mixture of ethyl acetate and benzene and rubbed over with a greasy ink as soon as the lacquer has become dry. Now all parts of the colloid layer which have been hardened under the influence of the light are removed by means of water using a brush. A positive printing plate suit able for use in flat and offset-printing is obtained.
After having disclosed and described in all details my present invention What I claim is:
1. Light sensitive material suitable for use in the manufacture of printing plates comprising a base and a light sensitive layer thereon, said layer including a polyacrylamide in which both hydrogen atoms of the Nl-iz group are substituted by alkyl radicals and an aside compound which is an alkali salt of 4,4-diazidostilbene--2,2 disulfonic acid.
2. The material of claim 1 in which the alkyl radicals are ethyl groups.
3. The material of claim 1 in which the alkyl radicals are methyl groups.
4. The material of claim 1 in which the azido compound is the sodium salt of 4,4-diazidostilbene-2,2' disulfonic acid.
5. Material for use in photomechanical reproduction comprising a solution of an azide compound which is an alkali salt of 4A'-diazidosti1bene-2,2' disulionic acid in a polyacrylamide in which both hydrogen atoms of the NH2 group are substituted by alkyl radicals, saidsolution being light-sensitive.

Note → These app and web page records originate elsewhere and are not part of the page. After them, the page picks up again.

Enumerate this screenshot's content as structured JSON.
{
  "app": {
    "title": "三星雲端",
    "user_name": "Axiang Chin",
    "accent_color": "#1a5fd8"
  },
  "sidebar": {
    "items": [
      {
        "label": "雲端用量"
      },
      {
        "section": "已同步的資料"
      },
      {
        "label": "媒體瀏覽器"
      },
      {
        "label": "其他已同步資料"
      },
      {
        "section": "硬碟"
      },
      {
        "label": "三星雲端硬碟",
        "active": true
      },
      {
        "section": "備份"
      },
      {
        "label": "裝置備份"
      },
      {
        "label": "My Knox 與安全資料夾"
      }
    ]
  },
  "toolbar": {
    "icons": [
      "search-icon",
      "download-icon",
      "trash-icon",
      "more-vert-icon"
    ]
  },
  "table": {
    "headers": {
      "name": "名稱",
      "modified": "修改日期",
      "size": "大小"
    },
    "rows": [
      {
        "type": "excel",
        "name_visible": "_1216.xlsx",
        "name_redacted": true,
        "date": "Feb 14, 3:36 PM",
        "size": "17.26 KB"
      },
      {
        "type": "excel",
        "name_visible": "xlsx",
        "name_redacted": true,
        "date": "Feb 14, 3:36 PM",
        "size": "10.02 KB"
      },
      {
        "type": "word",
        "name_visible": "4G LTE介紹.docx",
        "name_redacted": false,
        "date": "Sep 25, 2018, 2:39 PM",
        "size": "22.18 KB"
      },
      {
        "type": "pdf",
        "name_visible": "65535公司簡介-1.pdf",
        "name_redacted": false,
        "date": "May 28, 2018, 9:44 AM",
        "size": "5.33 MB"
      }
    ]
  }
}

References Cited in the file of this patent UNITED STATES PATENTS Number Name Date 1,587,269 Beebe et a1 June 1, 1926 1,628,279 Schmidt et a1 May 10, 1927 1,845,989 Schmidt et a1 Feb. 16, 1932 2,184,288 Dangelmajer Dec. 26', 1939 2,461,023 Barnes Feb. 8, 1949 2,522,771 Barnes Sept. 19, 1950 FOREIGN PATENTS Number Country Date 886,716 France July 12, 1943 232,1 i5 Switzerland Aug. 1, 1944